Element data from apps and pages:
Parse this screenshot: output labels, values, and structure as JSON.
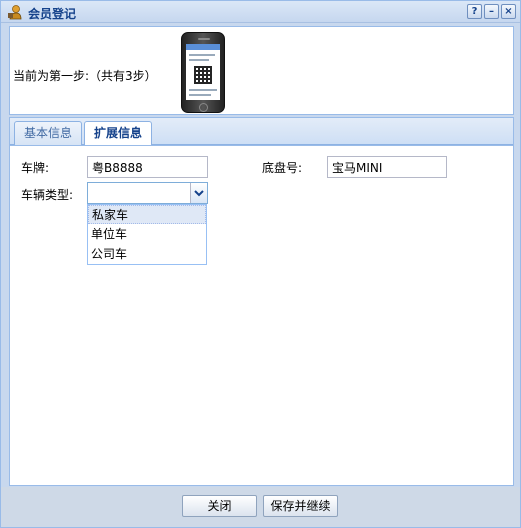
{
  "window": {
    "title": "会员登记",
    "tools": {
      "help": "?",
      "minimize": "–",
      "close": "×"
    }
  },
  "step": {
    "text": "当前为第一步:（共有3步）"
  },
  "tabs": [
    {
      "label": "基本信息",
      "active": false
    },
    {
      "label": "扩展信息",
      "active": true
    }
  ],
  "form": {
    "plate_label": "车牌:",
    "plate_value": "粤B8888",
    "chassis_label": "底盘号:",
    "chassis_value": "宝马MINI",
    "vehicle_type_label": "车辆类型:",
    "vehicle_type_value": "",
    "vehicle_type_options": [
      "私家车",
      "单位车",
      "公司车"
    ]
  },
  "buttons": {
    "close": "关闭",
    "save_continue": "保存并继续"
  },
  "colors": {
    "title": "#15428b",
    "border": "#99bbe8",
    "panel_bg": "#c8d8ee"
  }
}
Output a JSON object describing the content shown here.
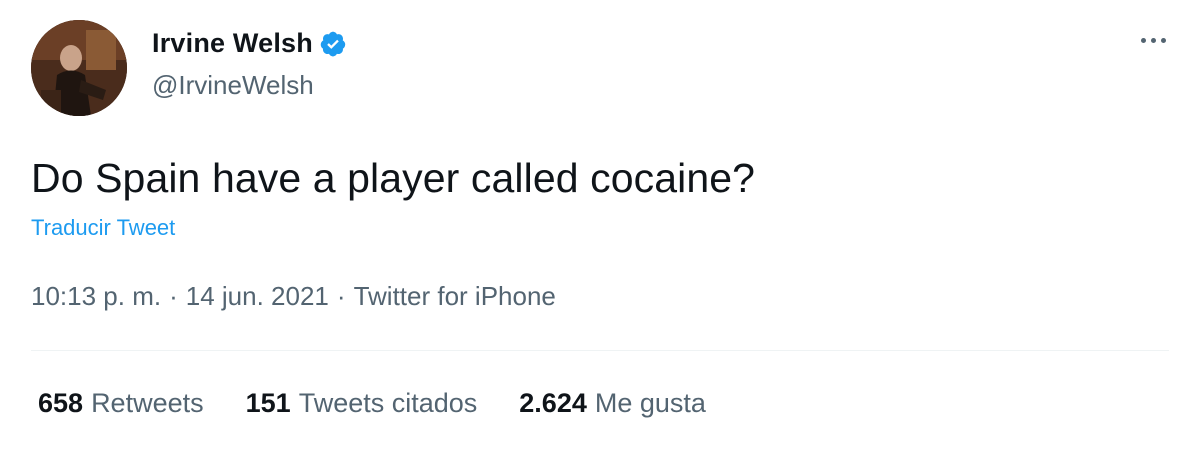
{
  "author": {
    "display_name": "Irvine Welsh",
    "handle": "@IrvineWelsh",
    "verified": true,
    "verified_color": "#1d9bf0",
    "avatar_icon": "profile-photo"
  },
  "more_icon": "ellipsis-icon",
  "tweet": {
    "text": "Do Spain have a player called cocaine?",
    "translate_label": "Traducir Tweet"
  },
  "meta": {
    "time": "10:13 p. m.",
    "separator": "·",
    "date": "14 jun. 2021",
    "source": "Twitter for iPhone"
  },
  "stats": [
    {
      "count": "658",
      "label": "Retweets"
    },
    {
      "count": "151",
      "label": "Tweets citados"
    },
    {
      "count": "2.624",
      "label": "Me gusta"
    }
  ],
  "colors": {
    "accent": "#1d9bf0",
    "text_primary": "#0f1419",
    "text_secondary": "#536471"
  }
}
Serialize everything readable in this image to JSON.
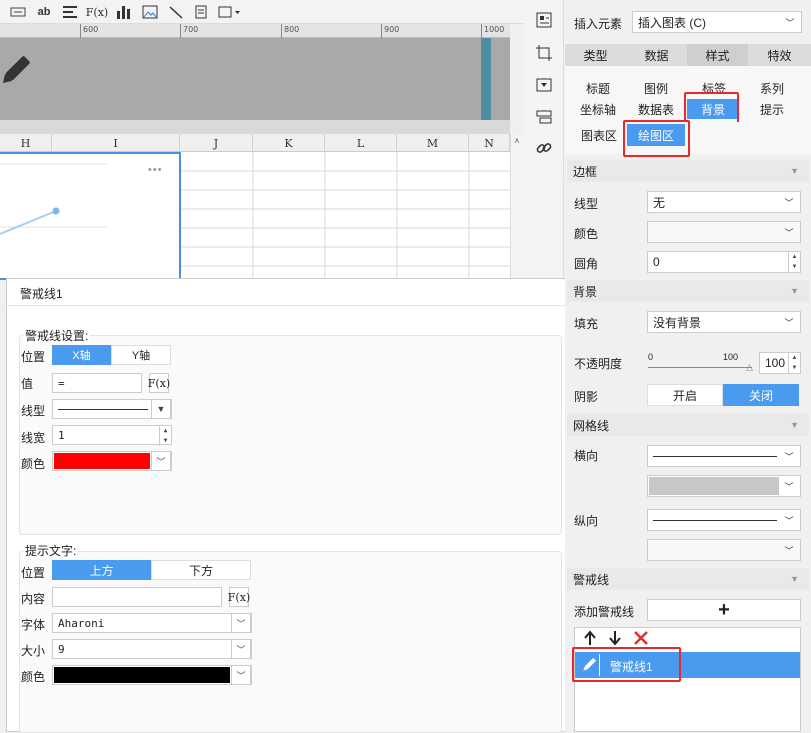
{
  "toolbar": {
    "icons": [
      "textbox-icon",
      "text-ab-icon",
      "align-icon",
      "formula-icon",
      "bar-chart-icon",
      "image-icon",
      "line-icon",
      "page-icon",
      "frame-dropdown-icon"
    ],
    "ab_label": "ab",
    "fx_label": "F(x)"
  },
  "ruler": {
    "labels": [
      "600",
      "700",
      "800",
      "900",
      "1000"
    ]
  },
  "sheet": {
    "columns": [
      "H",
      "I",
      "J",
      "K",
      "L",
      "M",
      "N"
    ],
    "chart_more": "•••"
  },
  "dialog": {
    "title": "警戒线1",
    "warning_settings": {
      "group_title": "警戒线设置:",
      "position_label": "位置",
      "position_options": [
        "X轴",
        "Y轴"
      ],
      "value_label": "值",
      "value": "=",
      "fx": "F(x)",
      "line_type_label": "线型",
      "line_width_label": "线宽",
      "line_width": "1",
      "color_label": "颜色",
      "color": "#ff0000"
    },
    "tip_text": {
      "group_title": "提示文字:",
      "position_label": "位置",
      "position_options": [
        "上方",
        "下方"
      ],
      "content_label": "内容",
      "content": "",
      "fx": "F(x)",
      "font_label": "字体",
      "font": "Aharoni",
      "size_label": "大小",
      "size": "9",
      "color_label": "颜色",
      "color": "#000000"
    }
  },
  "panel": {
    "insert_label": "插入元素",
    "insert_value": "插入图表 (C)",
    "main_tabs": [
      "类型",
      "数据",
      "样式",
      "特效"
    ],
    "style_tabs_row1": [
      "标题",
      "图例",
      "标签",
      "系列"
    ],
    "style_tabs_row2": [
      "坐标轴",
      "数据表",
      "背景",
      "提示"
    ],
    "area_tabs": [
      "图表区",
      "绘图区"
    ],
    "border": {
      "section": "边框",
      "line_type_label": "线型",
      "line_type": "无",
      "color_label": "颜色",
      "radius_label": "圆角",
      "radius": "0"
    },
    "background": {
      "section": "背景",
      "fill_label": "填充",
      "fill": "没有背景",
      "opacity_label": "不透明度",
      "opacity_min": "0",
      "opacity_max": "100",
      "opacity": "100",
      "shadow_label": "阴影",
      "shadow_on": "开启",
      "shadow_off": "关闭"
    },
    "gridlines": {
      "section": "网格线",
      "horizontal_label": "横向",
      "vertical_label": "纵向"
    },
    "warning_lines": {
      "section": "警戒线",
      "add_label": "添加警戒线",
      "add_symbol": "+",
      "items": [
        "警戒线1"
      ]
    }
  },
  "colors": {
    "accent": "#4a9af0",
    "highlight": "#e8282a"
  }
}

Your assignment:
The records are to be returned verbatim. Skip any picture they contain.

Reply to the exercise:
Parse this screenshot: output labels, values, and structure as JSON.
{
  "window": {
    "title": "会员登记",
    "tools": {
      "help": "?",
      "minimize": "–",
      "close": "×"
    }
  },
  "step": {
    "text": "当前为第一步:（共有3步）"
  },
  "tabs": [
    {
      "label": "基本信息",
      "active": false
    },
    {
      "label": "扩展信息",
      "active": true
    }
  ],
  "form": {
    "plate_label": "车牌:",
    "plate_value": "粤B8888",
    "chassis_label": "底盘号:",
    "chassis_value": "宝马MINI",
    "vehicle_type_label": "车辆类型:",
    "vehicle_type_value": "",
    "vehicle_type_options": [
      "私家车",
      "单位车",
      "公司车"
    ]
  },
  "buttons": {
    "close": "关闭",
    "save_continue": "保存并继续"
  },
  "colors": {
    "title": "#15428b",
    "border": "#99bbe8",
    "panel_bg": "#c8d8ee"
  }
}
Output a JSON object describing the content shown here.
{
  "author": {
    "display_name": "Irvine Welsh",
    "handle": "@IrvineWelsh",
    "verified": true,
    "verified_color": "#1d9bf0",
    "avatar_icon": "profile-photo"
  },
  "more_icon": "ellipsis-icon",
  "tweet": {
    "text": "Do Spain have a player called cocaine?",
    "translate_label": "Traducir Tweet"
  },
  "meta": {
    "time": "10:13 p. m.",
    "separator": "·",
    "date": "14 jun. 2021",
    "source": "Twitter for iPhone"
  },
  "stats": [
    {
      "count": "658",
      "label": "Retweets"
    },
    {
      "count": "151",
      "label": "Tweets citados"
    },
    {
      "count": "2.624",
      "label": "Me gusta"
    }
  ],
  "colors": {
    "accent": "#1d9bf0",
    "text_primary": "#0f1419",
    "text_secondary": "#536471"
  }
}
Serialize everything readable in this image to JSON.
{
  "toolbar": {
    "icons": [
      "textbox-icon",
      "text-ab-icon",
      "align-icon",
      "formula-icon",
      "bar-chart-icon",
      "image-icon",
      "line-icon",
      "page-icon",
      "frame-dropdown-icon"
    ],
    "ab_label": "ab",
    "fx_label": "F(x)"
  },
  "ruler": {
    "labels": [
      "600",
      "700",
      "800",
      "900",
      "1000"
    ]
  },
  "sheet": {
    "columns": [
      "H",
      "I",
      "J",
      "K",
      "L",
      "M",
      "N"
    ],
    "chart_more": "•••"
  },
  "dialog": {
    "title": "警戒线1",
    "warning_settings": {
      "group_title": "警戒线设置:",
      "position_label": "位置",
      "position_options": [
        "X轴",
        "Y轴"
      ],
      "value_label": "值",
      "value": "=",
      "fx": "F(x)",
      "line_type_label": "线型",
      "line_width_label": "线宽",
      "line_width": "1",
      "color_label": "颜色",
      "color": "#ff0000"
    },
    "tip_text": {
      "group_title": "提示文字:",
      "position_label": "位置",
      "position_options": [
        "上方",
        "下方"
      ],
      "content_label": "内容",
      "content": "",
      "fx": "F(x)",
      "font_label": "字体",
      "font": "Aharoni",
      "size_label": "大小",
      "size": "9",
      "color_label": "颜色",
      "color": "#000000"
    }
  },
  "panel": {
    "insert_label": "插入元素",
    "insert_value": "插入图表 (C)",
    "main_tabs": [
      "类型",
      "数据",
      "样式",
      "特效"
    ],
    "style_tabs_row1": [
      "标题",
      "图例",
      "标签",
      "系列"
    ],
    "style_tabs_row2": [
      "坐标轴",
      "数据表",
      "背景",
      "提示"
    ],
    "area_tabs": [
      "图表区",
      "绘图区"
    ],
    "border": {
      "section": "边框",
      "line_type_label": "线型",
      "line_type": "无",
      "color_label": "颜色",
      "radius_label": "圆角",
      "radius": "0"
    },
    "background": {
      "section": "背景",
      "fill_label": "填充",
      "fill": "没有背景",
      "opacity_label": "不透明度",
      "opacity_min": "0",
      "opacity_max": "100",
      "opacity": "100",
      "shadow_label": "阴影",
      "shadow_on": "开启",
      "shadow_off": "关闭"
    },
    "gridlines": {
      "section": "网格线",
      "horizontal_label": "横向",
      "vertical_label": "纵向"
    },
    "warning_lines": {
      "section": "警戒线",
      "add_label": "添加警戒线",
      "add_symbol": "+",
      "items": [
        "警戒线1"
      ]
    }
  },
  "colors": {
    "accent": "#4a9af0",
    "highlight": "#e8282a"
  }
}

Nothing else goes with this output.